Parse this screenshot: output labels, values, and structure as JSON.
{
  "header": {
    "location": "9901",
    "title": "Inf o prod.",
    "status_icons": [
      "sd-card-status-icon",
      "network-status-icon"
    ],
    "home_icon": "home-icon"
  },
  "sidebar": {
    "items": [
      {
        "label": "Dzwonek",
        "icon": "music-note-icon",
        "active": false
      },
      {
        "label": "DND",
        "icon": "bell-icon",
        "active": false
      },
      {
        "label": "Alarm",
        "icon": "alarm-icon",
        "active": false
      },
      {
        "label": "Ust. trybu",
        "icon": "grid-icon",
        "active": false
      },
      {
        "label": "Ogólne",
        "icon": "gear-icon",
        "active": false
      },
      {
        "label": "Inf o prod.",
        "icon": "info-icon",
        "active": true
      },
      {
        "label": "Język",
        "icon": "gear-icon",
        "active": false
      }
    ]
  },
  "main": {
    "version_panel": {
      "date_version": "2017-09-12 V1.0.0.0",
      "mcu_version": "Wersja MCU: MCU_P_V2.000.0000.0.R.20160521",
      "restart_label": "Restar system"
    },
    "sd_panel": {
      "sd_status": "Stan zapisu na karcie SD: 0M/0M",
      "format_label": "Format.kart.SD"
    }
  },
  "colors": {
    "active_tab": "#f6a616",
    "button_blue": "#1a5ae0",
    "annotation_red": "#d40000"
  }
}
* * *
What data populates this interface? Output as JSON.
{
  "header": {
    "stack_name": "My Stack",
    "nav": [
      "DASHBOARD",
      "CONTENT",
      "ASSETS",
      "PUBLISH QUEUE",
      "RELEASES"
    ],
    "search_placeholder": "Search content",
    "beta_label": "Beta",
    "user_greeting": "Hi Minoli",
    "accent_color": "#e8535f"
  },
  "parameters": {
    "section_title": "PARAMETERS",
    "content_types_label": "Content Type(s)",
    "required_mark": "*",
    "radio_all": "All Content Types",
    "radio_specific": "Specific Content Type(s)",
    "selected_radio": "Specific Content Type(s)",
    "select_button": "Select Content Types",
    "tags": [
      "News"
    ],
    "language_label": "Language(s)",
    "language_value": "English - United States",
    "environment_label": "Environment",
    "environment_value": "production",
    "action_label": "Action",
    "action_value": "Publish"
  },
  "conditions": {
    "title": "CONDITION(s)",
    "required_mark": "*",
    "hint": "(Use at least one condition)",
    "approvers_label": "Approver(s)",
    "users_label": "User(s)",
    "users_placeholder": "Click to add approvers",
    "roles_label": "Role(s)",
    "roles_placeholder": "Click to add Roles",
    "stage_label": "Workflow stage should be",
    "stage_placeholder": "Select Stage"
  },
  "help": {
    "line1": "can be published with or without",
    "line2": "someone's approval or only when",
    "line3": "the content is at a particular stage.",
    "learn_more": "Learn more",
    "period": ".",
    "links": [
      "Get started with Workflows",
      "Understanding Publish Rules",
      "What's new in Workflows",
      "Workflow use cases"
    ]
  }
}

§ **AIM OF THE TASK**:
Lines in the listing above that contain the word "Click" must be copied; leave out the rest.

§ **WRITTEN RESPONSE**:
    "users_placeholder": "Click to add approvers",
    "roles_placeholder": "Click to add Roles",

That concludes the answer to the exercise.